Bird strikes on angle-of-attack sensors are comparatively frequent.
A Times assessment of two F.A.A. databases discovered tons of of studies of bent, cracked, sheared-off, poorly put in or in any other case malfunctioning angle-of-attack sensors on industrial plane over three a long time.
Since 1990, one database has recorded 1,172 cases when birds — meadowlarks, geese, sandpipers, pelicans and turkey vultures, amongst others — broken sensors of varied sorts, with 122 strikes on angle-of-attack vanes. The different database confirmed 85 issues with angle-of-attack sensors on Boeing plane, together with 38 on 737s since 1995.
And the general public databases don’t essentially seize the extent of incidents involving angle-of-attack sensors, for the reason that F.A.A. has further info. “I feel confidence in saying that there’s a lot more that were struck,” stated Richard Dolbeer, a wildlife specialist who has spent over 20 years finding out the difficulty on the United States Department of Agriculture, which tracks the difficulty for the F.A.A.
A Simple Request
On March 30, 2016, Mark Forkner, the Max’s chief technical pilot, despatched an electronic mail to senior F.A.A. officers with a seemingly innocuous request: Would it’s O.Okay. to take away MCAS from the pilot’s guide?

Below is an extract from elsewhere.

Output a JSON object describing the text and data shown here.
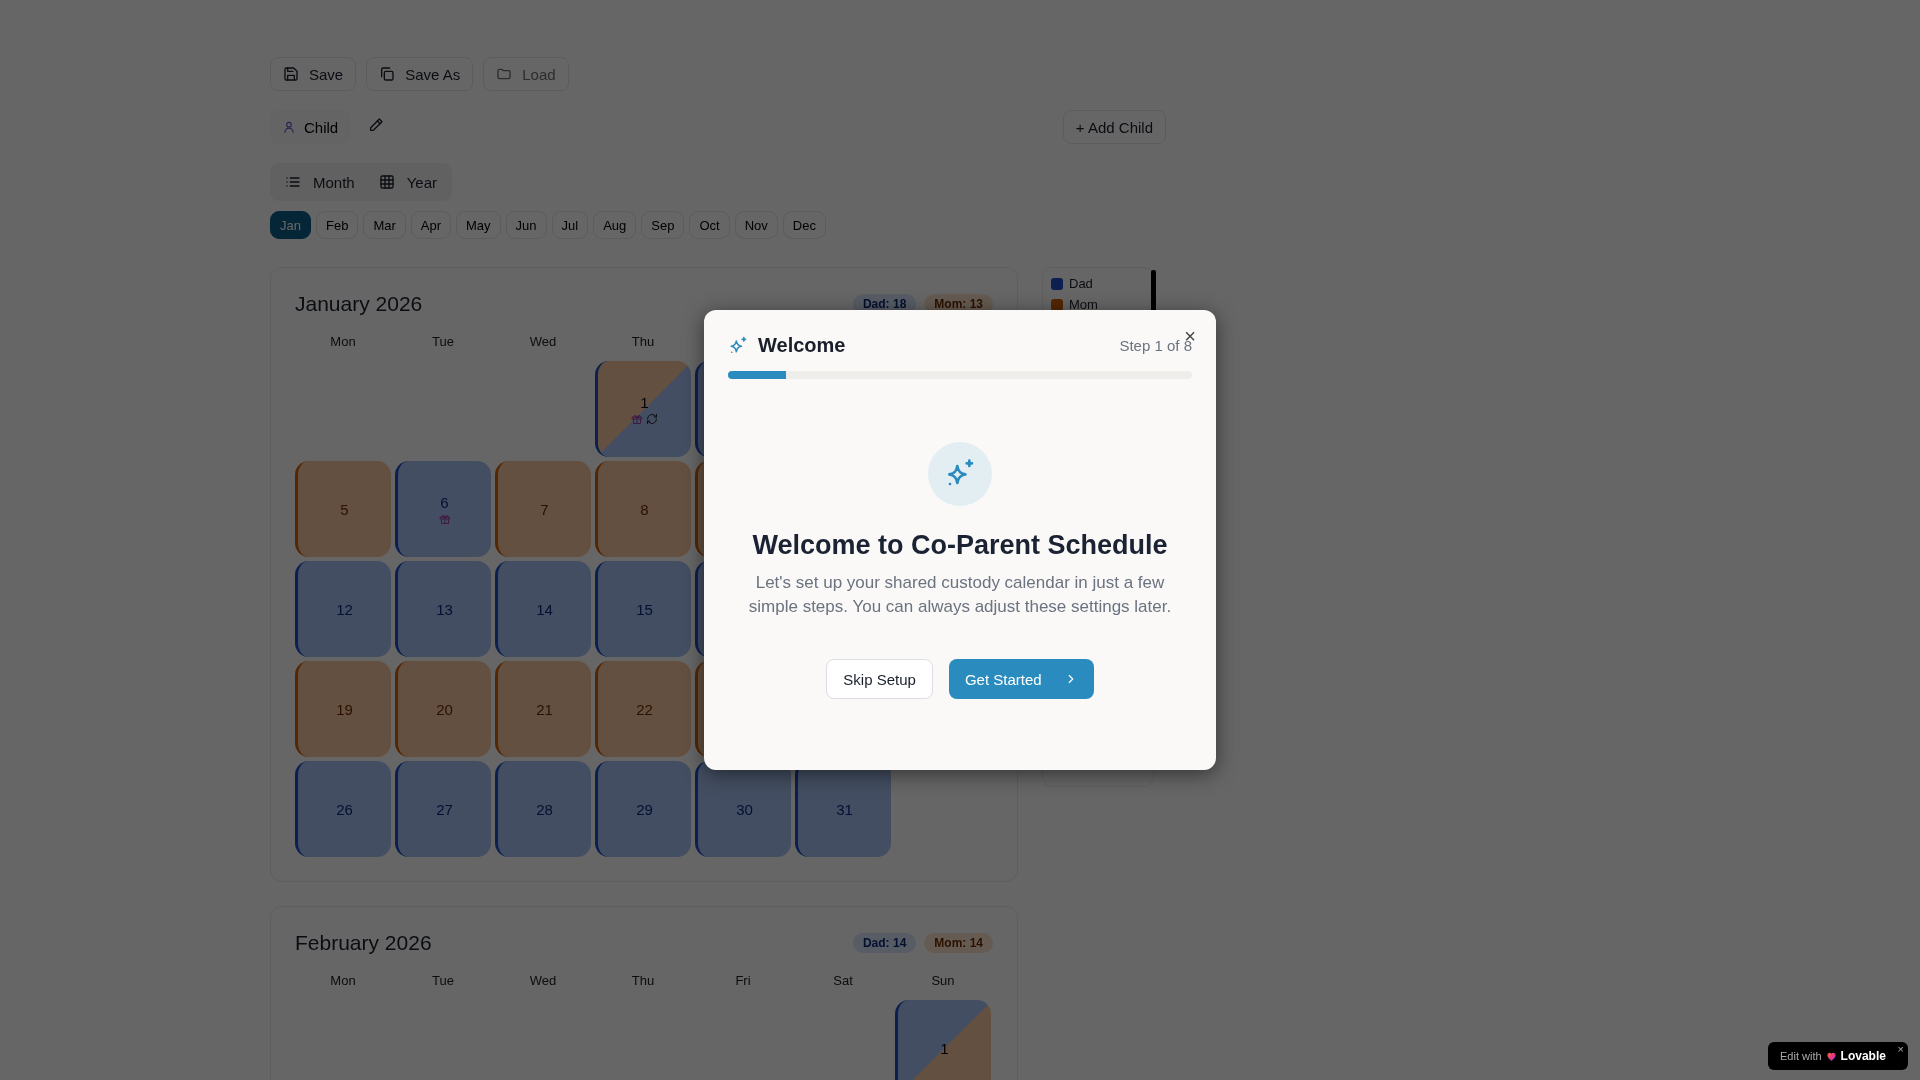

The officers, who helped decide pilot coaching wants, had been briefed on the unique model of MCAS months earlier. Mr. Forkner and Boeing by no means talked about to them that MCAS was within the midst of an overhaul, in accordance to the three F.A.A. officers.
Under the impression that the system was comparatively benign and barely used, the F.A.A. ultimately accepted Mr. Forkner’s request, the three officers stated.